What’s your role at Google?

I manage a team of very talented agency development managers. They help some of the biggest and most advanced agencies in the UK grow the businesses that they’re working with through Google Ads. 

What inspires you to come in (virtually) every day?

Because of the COVID-19 pandemic, most businesses needed to completely change their strategy to survive. Knowing that my team and I are helping thousands of businesses make this digital transformation successfully makes me feel very proud.

In addition to that, I always have a sense of anticipation for all the new things I’ll learn today — whether it's from my employees, my colleagues, managers — or the endless data and training that Google offers.  

Can you tell us about your decision to apply to work at Google? 

I established a digital marketing agency in 2005, ran it for 11 years and sold it to establish a software-as-a-service-based startup. After four years, although my startup was profitable and growing, I didn’t see it turning into the billion-dollar company I aspired to create — so I  decided to sell it. 

Around the same time, I finished my Executive MBA and started thinking about my next step. I knew I wanted to work with talented people and on projects that would have a large-scale impact.

I called many friends and colleagues to get their thoughts. A former employee of mine who now works at Google told me about a role that matched what I was looking for. The more I learned about the role and the team, the more I fell in love with it and decided to apply.


Asaf wearing a Noogler hat while sitting in front of a computer. Around him are books, sticky notes on a wall, a mug, a plant and a painting.

Asaf at his home workspace.

How did the recruitment process go for you? 

I began the process in January 2020, just before the pandemic affected Europe, and I had the opportunity to fly to the Dublin office in February for an interview.
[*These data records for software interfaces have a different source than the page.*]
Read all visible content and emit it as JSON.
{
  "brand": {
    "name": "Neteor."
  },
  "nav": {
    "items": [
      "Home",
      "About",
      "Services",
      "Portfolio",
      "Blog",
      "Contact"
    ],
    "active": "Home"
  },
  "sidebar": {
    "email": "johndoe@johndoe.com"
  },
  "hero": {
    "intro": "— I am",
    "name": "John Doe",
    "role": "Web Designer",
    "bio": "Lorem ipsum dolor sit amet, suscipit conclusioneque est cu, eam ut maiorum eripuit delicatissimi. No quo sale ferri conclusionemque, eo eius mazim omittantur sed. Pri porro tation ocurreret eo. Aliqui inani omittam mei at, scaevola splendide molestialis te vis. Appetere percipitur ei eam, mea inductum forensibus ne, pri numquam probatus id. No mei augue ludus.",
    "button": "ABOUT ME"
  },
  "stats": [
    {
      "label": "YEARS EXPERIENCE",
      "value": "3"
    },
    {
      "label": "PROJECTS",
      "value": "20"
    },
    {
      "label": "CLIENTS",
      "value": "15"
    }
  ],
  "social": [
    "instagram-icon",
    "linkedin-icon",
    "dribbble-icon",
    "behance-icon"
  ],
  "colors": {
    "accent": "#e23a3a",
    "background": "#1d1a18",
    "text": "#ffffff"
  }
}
But then I went back to a lockdown when I came back to Tel-Aviv, and continued the rest of the process remotely.

The process was very transparent and structured. But what amazed me most about it is how human it was. Andy, my recruiter, was there with me from the first call until way after the contract was signed. In fact Andy is still in contact with me, sending me personal emails and organizing a monthly call.

How have you forged new contacts and relationships while working remotely?
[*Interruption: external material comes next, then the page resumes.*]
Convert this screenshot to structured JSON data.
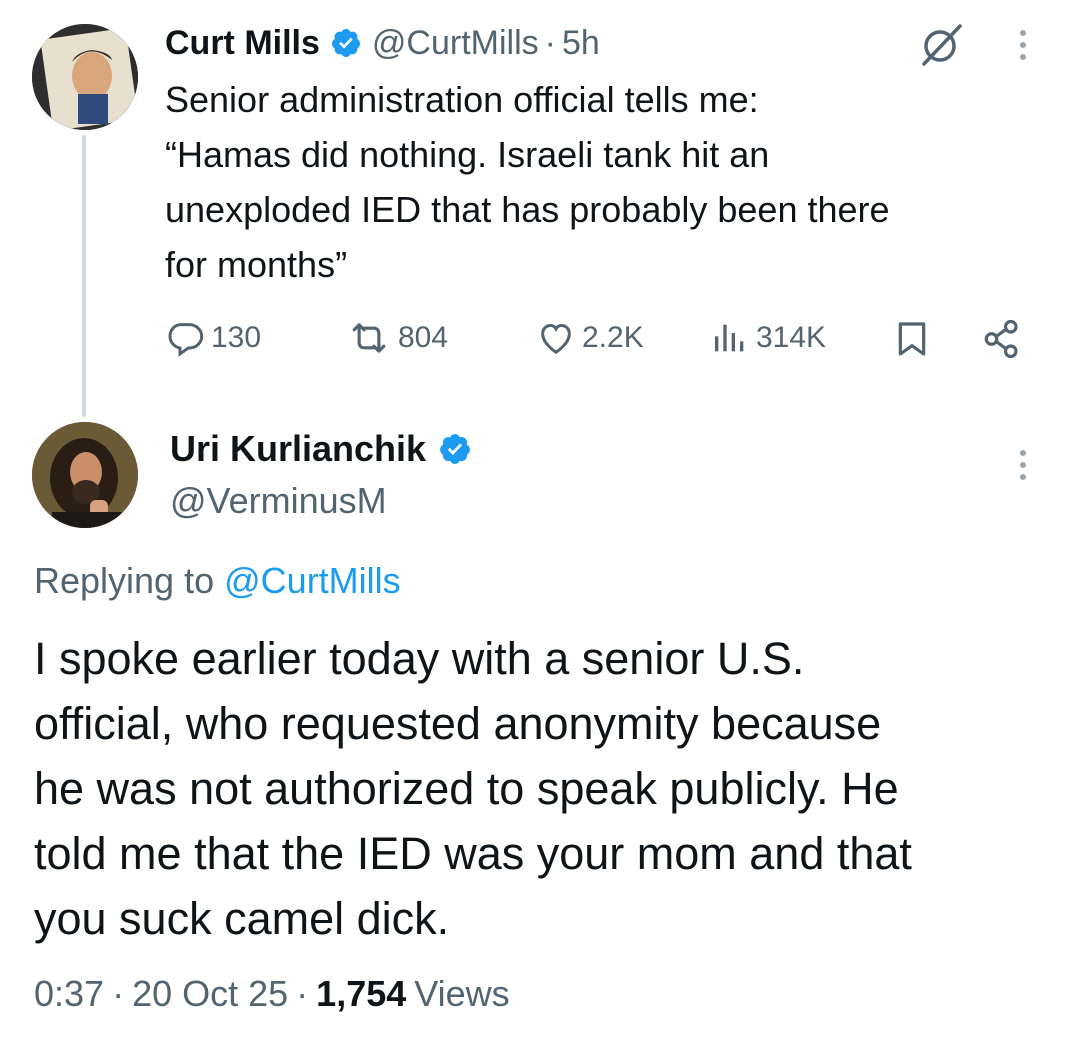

I was surprised by the depth of the connections I’ve established with my team and other Googlers so far. Maybe it’s the fact that we see each other's houses and families on the first call that makes us open up and talk about personal things pretty quickly. 
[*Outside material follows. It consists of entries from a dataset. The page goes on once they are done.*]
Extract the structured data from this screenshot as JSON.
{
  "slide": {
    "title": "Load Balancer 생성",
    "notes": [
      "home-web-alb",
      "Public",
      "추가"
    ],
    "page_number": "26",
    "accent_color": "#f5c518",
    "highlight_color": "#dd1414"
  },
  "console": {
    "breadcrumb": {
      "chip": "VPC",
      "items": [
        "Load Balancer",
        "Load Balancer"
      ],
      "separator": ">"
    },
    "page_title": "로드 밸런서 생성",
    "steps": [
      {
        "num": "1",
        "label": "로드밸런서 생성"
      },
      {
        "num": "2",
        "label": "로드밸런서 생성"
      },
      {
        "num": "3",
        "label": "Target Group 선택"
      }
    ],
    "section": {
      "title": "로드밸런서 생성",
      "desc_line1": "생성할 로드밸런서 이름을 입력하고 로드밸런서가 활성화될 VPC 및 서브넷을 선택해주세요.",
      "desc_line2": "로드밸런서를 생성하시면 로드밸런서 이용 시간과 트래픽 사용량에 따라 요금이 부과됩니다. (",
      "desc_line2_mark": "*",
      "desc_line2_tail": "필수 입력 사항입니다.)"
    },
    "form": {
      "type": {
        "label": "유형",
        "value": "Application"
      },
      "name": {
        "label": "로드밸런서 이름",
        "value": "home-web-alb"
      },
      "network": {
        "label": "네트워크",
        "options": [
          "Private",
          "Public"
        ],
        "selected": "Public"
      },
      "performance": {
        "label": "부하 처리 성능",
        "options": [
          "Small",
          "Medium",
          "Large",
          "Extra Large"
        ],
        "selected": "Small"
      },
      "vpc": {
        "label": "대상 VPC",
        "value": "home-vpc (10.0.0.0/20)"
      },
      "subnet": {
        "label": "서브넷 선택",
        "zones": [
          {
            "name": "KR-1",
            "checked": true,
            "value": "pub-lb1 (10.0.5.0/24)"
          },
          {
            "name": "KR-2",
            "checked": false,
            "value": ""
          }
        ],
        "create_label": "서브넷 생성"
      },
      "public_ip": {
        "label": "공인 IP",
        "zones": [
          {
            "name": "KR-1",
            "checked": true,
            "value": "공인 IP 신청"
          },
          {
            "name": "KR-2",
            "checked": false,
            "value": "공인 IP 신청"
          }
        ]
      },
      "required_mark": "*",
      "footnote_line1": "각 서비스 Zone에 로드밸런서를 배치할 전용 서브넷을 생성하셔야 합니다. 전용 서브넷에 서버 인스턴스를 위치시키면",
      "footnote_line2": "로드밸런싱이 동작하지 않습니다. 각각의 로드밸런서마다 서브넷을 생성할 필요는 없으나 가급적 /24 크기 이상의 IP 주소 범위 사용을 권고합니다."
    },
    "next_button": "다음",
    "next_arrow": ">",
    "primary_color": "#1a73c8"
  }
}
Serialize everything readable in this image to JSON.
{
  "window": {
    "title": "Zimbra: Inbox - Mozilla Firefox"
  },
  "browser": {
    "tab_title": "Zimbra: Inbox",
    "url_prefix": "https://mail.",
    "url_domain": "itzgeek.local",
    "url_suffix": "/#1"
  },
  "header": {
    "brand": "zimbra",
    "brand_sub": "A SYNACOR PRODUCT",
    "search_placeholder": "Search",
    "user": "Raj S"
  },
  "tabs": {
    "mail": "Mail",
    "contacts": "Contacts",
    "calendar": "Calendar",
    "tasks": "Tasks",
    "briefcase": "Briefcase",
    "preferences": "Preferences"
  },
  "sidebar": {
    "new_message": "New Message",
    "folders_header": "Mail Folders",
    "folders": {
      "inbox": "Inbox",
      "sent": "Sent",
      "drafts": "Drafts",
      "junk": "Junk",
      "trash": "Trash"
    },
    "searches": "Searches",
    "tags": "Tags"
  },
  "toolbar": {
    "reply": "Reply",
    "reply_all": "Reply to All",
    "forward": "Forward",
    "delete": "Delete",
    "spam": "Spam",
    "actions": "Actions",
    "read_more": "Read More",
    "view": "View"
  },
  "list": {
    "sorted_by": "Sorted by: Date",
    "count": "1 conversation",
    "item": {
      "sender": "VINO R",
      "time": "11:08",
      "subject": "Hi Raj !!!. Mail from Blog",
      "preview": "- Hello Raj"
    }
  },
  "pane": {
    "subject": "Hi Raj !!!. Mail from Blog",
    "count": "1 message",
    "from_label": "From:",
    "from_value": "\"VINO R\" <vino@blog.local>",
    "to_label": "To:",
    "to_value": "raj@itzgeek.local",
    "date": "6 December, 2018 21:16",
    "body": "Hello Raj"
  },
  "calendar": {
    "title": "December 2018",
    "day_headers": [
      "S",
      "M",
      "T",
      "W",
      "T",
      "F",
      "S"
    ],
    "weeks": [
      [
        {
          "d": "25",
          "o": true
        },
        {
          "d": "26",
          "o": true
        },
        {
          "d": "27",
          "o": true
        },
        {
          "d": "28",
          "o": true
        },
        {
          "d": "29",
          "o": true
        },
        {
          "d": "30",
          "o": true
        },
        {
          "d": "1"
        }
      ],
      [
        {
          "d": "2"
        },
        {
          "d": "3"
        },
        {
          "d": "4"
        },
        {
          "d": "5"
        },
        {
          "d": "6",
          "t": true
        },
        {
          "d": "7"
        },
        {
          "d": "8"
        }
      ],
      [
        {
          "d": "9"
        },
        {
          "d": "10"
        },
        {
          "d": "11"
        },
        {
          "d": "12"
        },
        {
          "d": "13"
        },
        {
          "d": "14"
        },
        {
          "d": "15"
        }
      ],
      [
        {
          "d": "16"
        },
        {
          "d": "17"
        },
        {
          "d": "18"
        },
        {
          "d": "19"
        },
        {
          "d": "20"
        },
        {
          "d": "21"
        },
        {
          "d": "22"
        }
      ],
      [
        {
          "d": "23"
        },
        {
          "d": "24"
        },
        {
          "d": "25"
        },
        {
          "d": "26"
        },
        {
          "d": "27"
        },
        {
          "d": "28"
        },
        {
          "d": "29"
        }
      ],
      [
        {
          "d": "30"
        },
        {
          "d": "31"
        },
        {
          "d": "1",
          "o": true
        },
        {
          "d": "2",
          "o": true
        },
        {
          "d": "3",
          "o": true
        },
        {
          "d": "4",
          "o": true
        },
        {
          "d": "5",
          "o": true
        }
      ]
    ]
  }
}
Google has brilliant people that are humble and fun to work with. They go above and beyond to help another Googler. What I like most about the people here is that they measure everything, learn quickly and perform better the next time.

Asaf wears a santa hat and holds up a drink to toast with teammates virtually on a computer

Since joining Google, his team has had a pizza workshop with a Michelin-starred chef, a bartender training, a gingerbread house competition and a virtual science camp for kids.

What advice would you give to someone considering the move to Google at the current time?

There are advantages to starting work remotely. I’m an office person, and I’m really looking forward to starting working with my team in the office. That said, since this new job involves relocation, it’s been easier to focus on onboarding without also needing to also figure out things like moving the family to a new country, plus adjusting to a new school and language for the kids.

Additionally, all meetings being virtual helps me learn faster by attending more meetings as a guest and seeing everything in action. 

Do you have any tips you’d like to share with aspiring Googlers?

The first one is to apply, I talked to so many people that told me that their dream is to join a company like Google — but when I asked them what roles they applied for, they said they actually didn’t. So it might seem obvious but my first tip is to apply.

Then, my next tip would be to treat the process with respect, prepare for the different stages, and be curious by asking as many questions as you can.